cuckold (plural cuckolds)
- A man married to an unfaithful wife, especially when he is unaware or unaccepting of the fact.
- Synonyms: cornuto, cuck; see also Thesaurus:cuckold
- Coordinate terms: cuckquean; see also Thesaurus:cuckquean
- 1546, François Rabelais, The Third Book, Chapter 36
- If I never marry, I shall never be a cuckold.
- 2001, Goran V. Stanivukovic, Ovid and the Renaissance Body, page 178:
- In the early English drama, no play better approximates Ovid's contemptuous portrait of the willing cuckold than does Thomas Middleton's Chaste Maid in Cheapside (ca. 1612).
- For quotations of use of this term, see Citations:cuckold.
- (zoology) A West Indian plectognath fish, Rhinesomus triqueter.
- (zoology) The scrawled cowfish, Acanthostracion quadricornis and allied species.

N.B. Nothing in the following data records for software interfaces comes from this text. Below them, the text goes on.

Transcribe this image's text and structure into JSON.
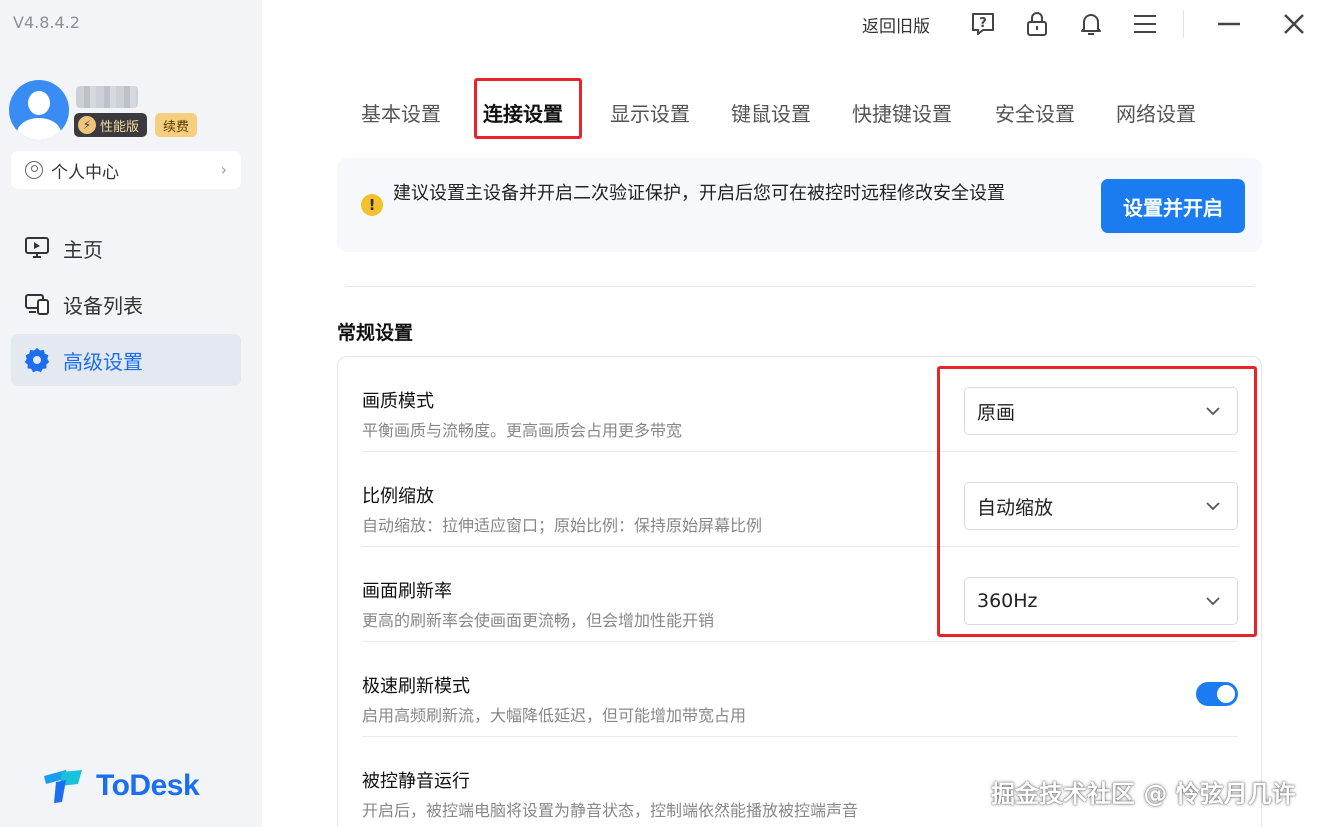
{
  "app": {
    "version": "V4.8.4.2",
    "logo_text": "ToDesk",
    "brand_color": "#1a6ff0"
  },
  "user": {
    "badge_perf": "性能版",
    "badge_renew": "续费",
    "personal_center": "个人中心"
  },
  "sidebar": {
    "items": [
      {
        "label": "主页",
        "icon": "monitor-icon"
      },
      {
        "label": "设备列表",
        "icon": "devices-icon"
      },
      {
        "label": "高级设置",
        "icon": "gear-icon",
        "active": true
      }
    ]
  },
  "topbar": {
    "back_to_old": "返回旧版",
    "icons": [
      "help-icon",
      "lock-icon",
      "bell-icon",
      "menu-icon",
      "minimize-icon",
      "close-icon"
    ]
  },
  "tabs": [
    {
      "label": "基本设置"
    },
    {
      "label": "连接设置",
      "active": true
    },
    {
      "label": "显示设置"
    },
    {
      "label": "键鼠设置"
    },
    {
      "label": "快捷键设置"
    },
    {
      "label": "安全设置"
    },
    {
      "label": "网络设置"
    }
  ],
  "notice": {
    "text": "建议设置主设备并开启二次验证保护，开启后您可在被控时远程修改安全设置",
    "button": "设置并开启"
  },
  "section": {
    "title": "常规设置"
  },
  "settings": [
    {
      "label": "画质模式",
      "desc": "平衡画质与流畅度。更高画质会占用更多带宽",
      "value": "原画",
      "control": "select"
    },
    {
      "label": "比例缩放",
      "desc": "自动缩放：拉伸适应窗口；原始比例：保持原始屏幕比例",
      "value": "自动缩放",
      "control": "select"
    },
    {
      "label": "画面刷新率",
      "desc": "更高的刷新率会使画面更流畅，但会增加性能开销",
      "value": "360Hz",
      "control": "select"
    },
    {
      "label": "极速刷新模式",
      "desc": "启用高频刷新流，大幅降低延迟，但可能增加带宽占用",
      "control": "toggle",
      "toggle_on": true
    },
    {
      "label": "被控静音运行",
      "desc": "开启后，被控端电脑将设置为静音状态，控制端依然能播放被控端声音",
      "control": "toggle"
    }
  ],
  "watermark": "掘金技术社区 @ 怜弦月几许"
}
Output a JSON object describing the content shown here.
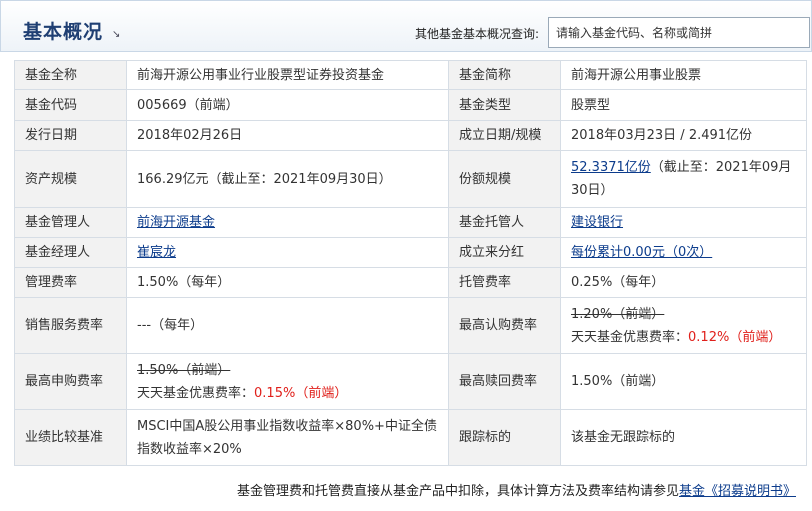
{
  "header": {
    "title": "基本概况",
    "title_icon": "↘",
    "search_label": "其他基金基本概况查询:",
    "search_placeholder": "请输入基金代码、名称或简拼"
  },
  "rows": [
    {
      "l1": "基金全称",
      "v1": "前海开源公用事业行业股票型证券投资基金",
      "l2": "基金简称",
      "v2": "前海开源公用事业股票"
    },
    {
      "l1": "基金代码",
      "v1": "005669（前端）",
      "l2": "基金类型",
      "v2": "股票型"
    },
    {
      "l1": "发行日期",
      "v1": "2018年02月26日",
      "l2": "成立日期/规模",
      "v2": "2018年03月23日 / 2.491亿份"
    },
    {
      "l1": "资产规模",
      "v1": "166.29亿元（截止至：2021年09月30日）",
      "l2": "份额规模",
      "v2_link": "52.3371亿份",
      "v2": "（截止至：2021年09月30日）"
    },
    {
      "l1": "基金管理人",
      "v1_link": "前海开源基金",
      "l2": "基金托管人",
      "v2_link": "建设银行"
    },
    {
      "l1": "基金经理人",
      "v1_link": "崔宸龙",
      "l2": "成立来分红",
      "v2_link": "每份累计0.00元（0次）"
    },
    {
      "l1": "管理费率",
      "v1": "1.50%（每年）",
      "l2": "托管费率",
      "v2": "0.25%（每年）"
    },
    {
      "l1": "销售服务费率",
      "v1": "---（每年）",
      "l2": "最高认购费率",
      "v2_strike": "1.20%（前端）",
      "v2_prefix": "天天基金优惠费率：",
      "v2_red": "0.12%（前端）"
    },
    {
      "l1": "最高申购费率",
      "v1_strike": "1.50%（前端）",
      "v1_prefix": "天天基金优惠费率：",
      "v1_red": "0.15%（前端）",
      "l2": "最高赎回费率",
      "v2": "1.50%（前端）"
    },
    {
      "l1": "业绩比较基准",
      "v1": "MSCI中国A股公用事业指数收益率×80%+中证全债指数收益率×20%",
      "l2": "跟踪标的",
      "v2": "该基金无跟踪标的"
    }
  ],
  "footer": {
    "text": "基金管理费和托管费直接从基金产品中扣除，具体计算方法及费率结构请参见",
    "link": "基金《招募说明书》"
  }
}
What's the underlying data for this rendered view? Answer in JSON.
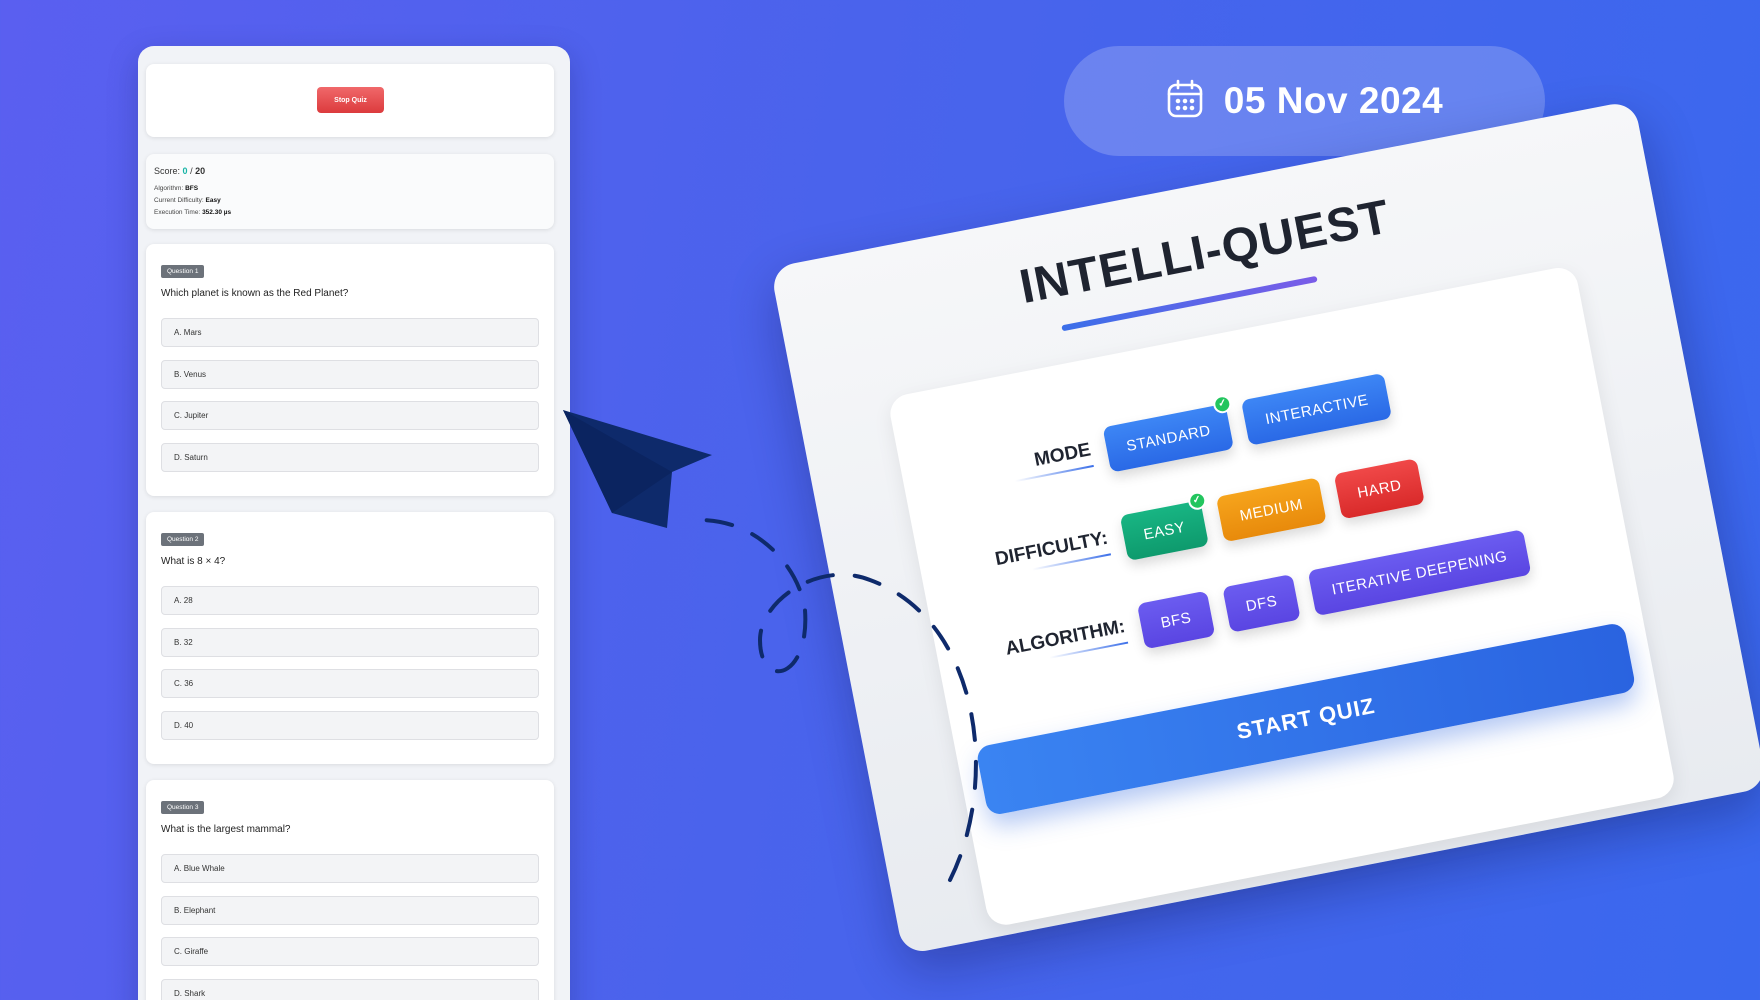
{
  "quiz_panel": {
    "stop_button": "Stop Quiz",
    "score": {
      "label": "Score:",
      "value": "0",
      "sep": "/",
      "total": "20",
      "algorithm_label": "Algorithm:",
      "algorithm": "BFS",
      "difficulty_label": "Current Difficulty:",
      "difficulty": "Easy",
      "time_label": "Execution Time:",
      "time": "352.30 µs"
    },
    "questions": [
      {
        "badge": "Question 1",
        "text": "Which planet is known as the Red Planet?",
        "options": [
          "A. Mars",
          "B. Venus",
          "C. Jupiter",
          "D. Saturn"
        ]
      },
      {
        "badge": "Question 2",
        "text": "What is 8 × 4?",
        "options": [
          "A. 28",
          "B. 32",
          "C. 36",
          "D. 40"
        ]
      },
      {
        "badge": "Question 3",
        "text": "What is the largest mammal?",
        "options": [
          "A. Blue Whale",
          "B. Elephant",
          "C. Giraffe",
          "D. Shark"
        ]
      }
    ]
  },
  "date_pill": {
    "icon": "calendar-icon",
    "text": "05 Nov 2024"
  },
  "config": {
    "title": "INTELLI-QUEST",
    "mode": {
      "label": "MODE",
      "options": [
        "STANDARD",
        "INTERACTIVE"
      ],
      "selected": "STANDARD"
    },
    "difficulty": {
      "label": "DIFFICULTY:",
      "options": [
        "EASY",
        "MEDIUM",
        "HARD"
      ],
      "selected": "EASY"
    },
    "algorithm": {
      "label": "ALGORITHM:",
      "options": [
        "BFS",
        "DFS",
        "ITERATIVE DEEPENING"
      ]
    },
    "start_button": "START QUIZ"
  },
  "colors": {
    "background_start": "#5a5ff0",
    "background_end": "#3a68ee",
    "accent_blue": "#2a69e6",
    "easy_green": "#0e9a6d",
    "medium_orange": "#e88a0b",
    "hard_red": "#d92a2a",
    "algo_purple": "#5a45e2",
    "score_teal": "#17b4a6",
    "arrow_navy": "#0e2a6b"
  }
}
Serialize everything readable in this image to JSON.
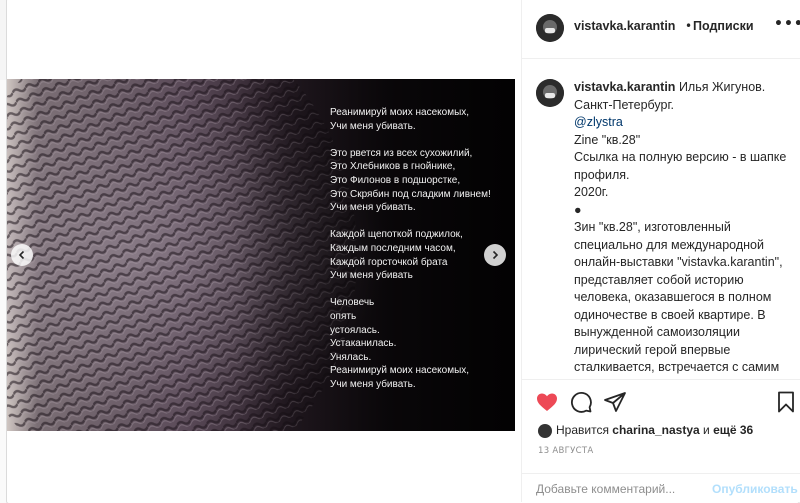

- (transitive) To make a cuckold or cuckquean of someone by being unfaithful, or by seducing their partner or spouse.